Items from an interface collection
_ _ _
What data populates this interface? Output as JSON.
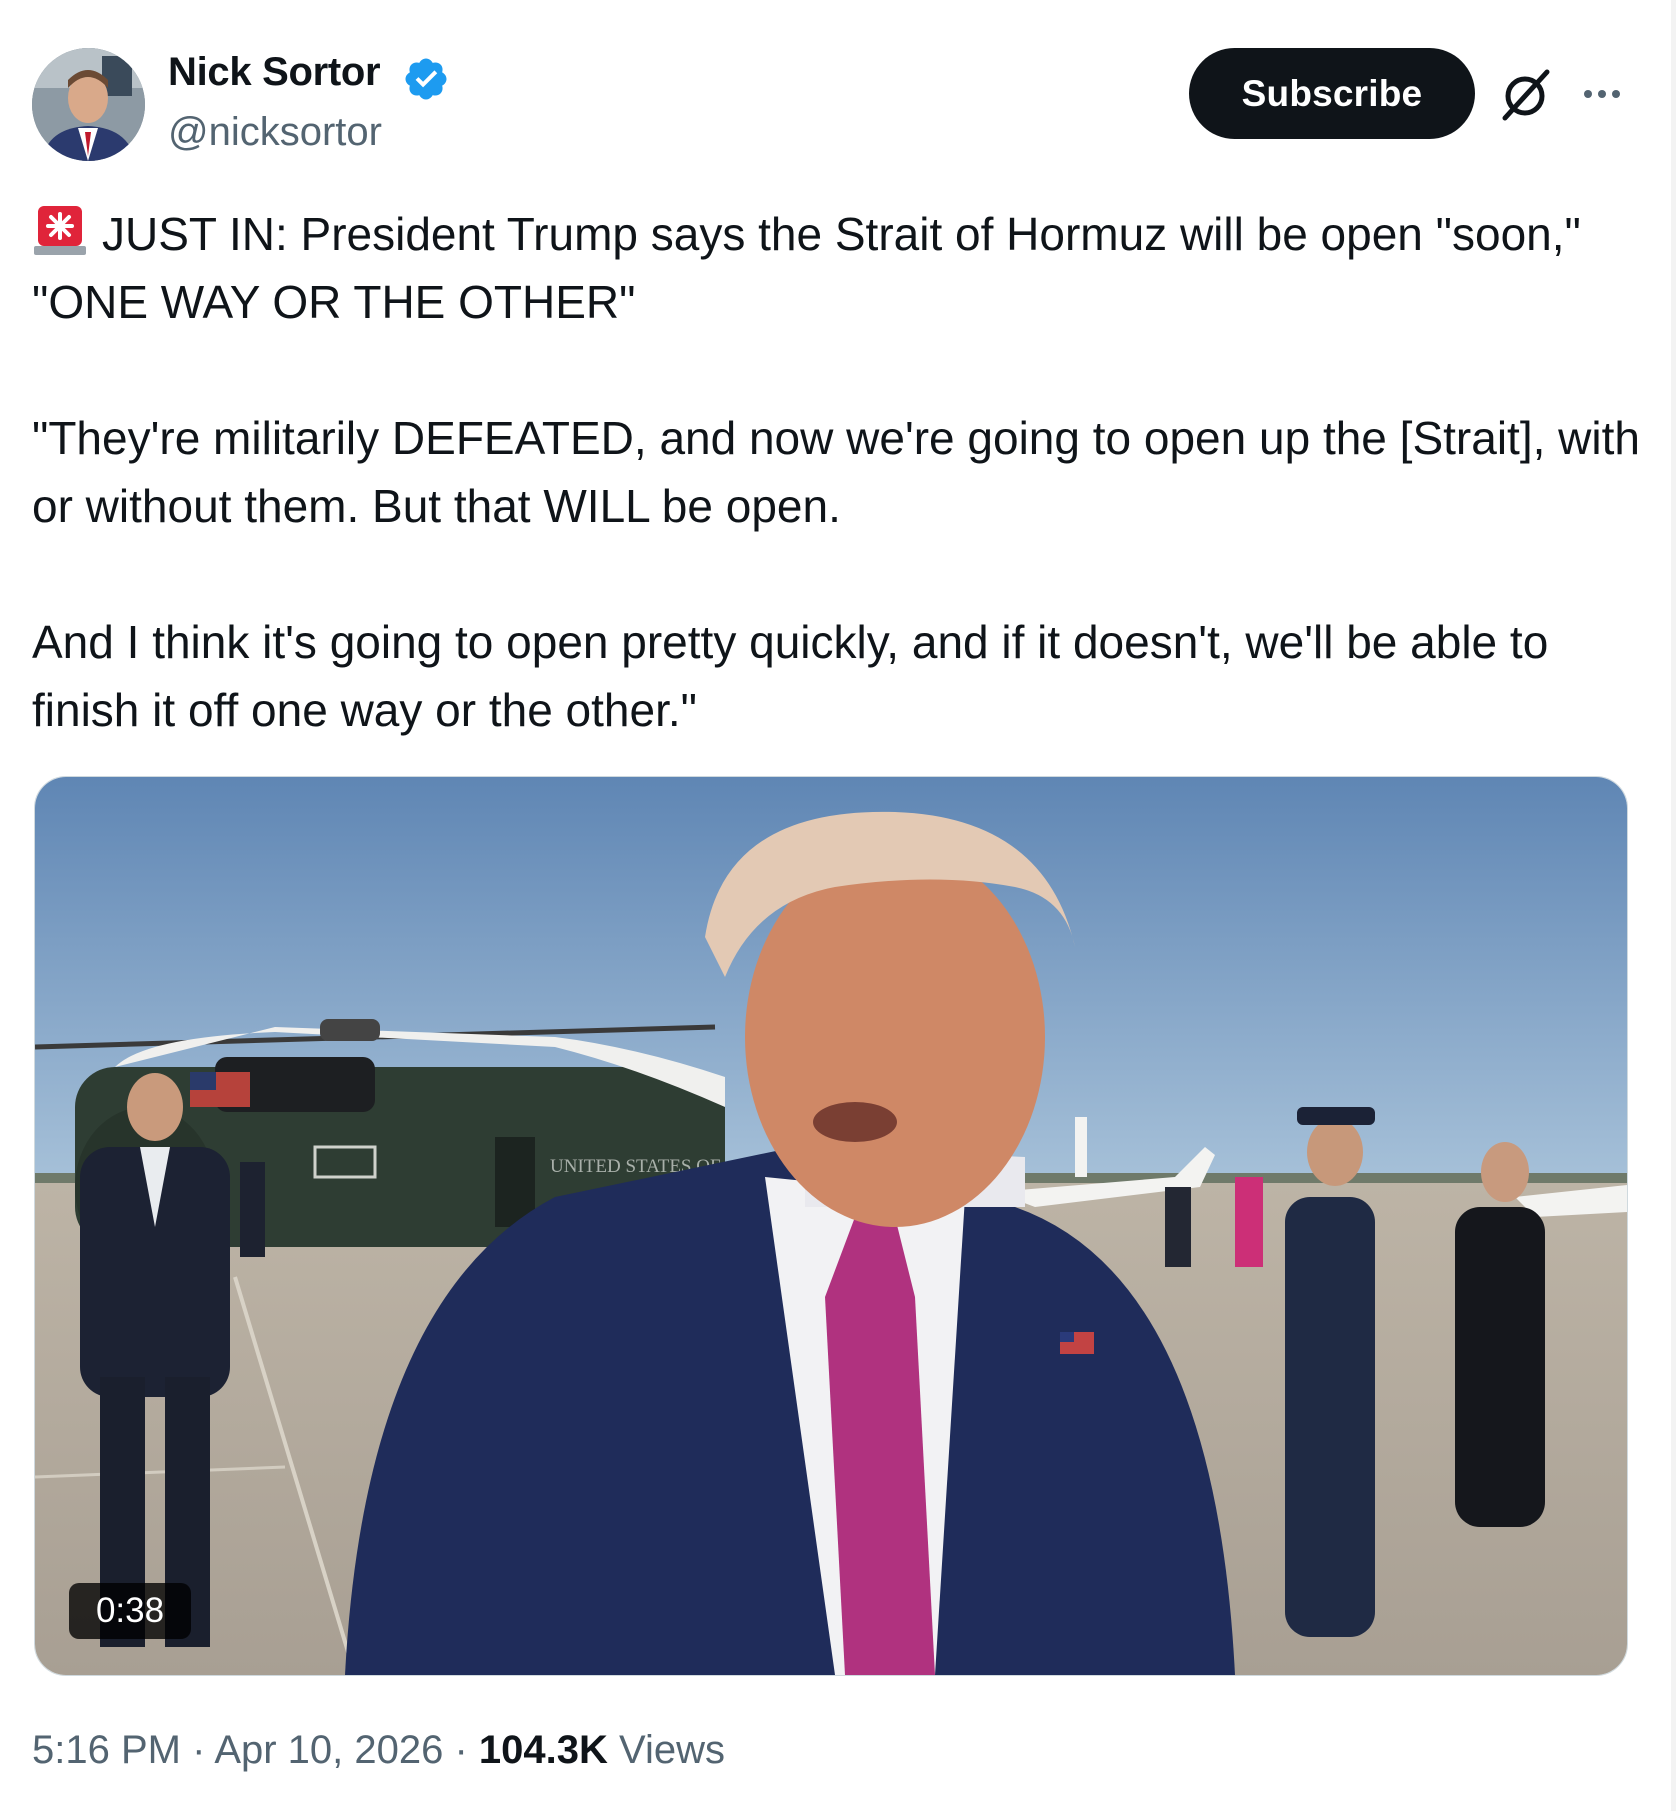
{
  "author": {
    "name": "Nick Sortor",
    "handle": "@nicksortor",
    "verified": true
  },
  "actions": {
    "subscribe_label": "Subscribe",
    "grok_icon": "grok-icon",
    "more_icon": "more-icon"
  },
  "tweet": {
    "line1": "JUST IN: President Trump says the Strait of Hormuz will be open \"soon,\" \"ONE WAY OR THE OTHER\"",
    "line2": "\"They're militarily DEFEATED, and now we're going to open up the [Strait], with or without them. But that WILL be open.",
    "line3": "And I think it's going to open pretty quickly, and if it doesn't, we'll be able to finish it off one way or the other.\"",
    "emoji": "rotating-light-icon"
  },
  "media": {
    "type": "video",
    "duration": "0:38"
  },
  "meta": {
    "time": "5:16 PM",
    "sep1": " · ",
    "date": "Apr 10, 2026",
    "sep2": " · ",
    "views_count": "104.3K",
    "views_label": " Views"
  },
  "colors": {
    "text": "#0f1419",
    "secondary": "#536471",
    "verified": "#1d9bf0",
    "button_bg": "#0f1419"
  }
}
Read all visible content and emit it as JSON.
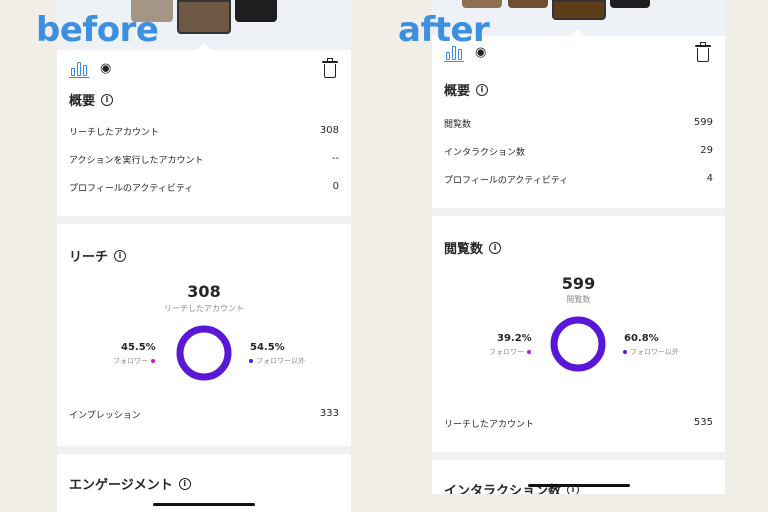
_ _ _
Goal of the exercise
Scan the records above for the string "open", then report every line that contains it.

Written answer
    "line1": "JUST IN: President Trump says the Strait of Hormuz will be open \"soon,\" \"ONE WAY OR THE OTHER\"",
    "line2": "\"They're militarily DEFEATED, and now we're going to open up the [Strait], with or without them. But that WILL be open.",
    "line3": "And I think it's going to open pretty quickly, and if it doesn't, we'll be able to finish it off one way or the other.\"",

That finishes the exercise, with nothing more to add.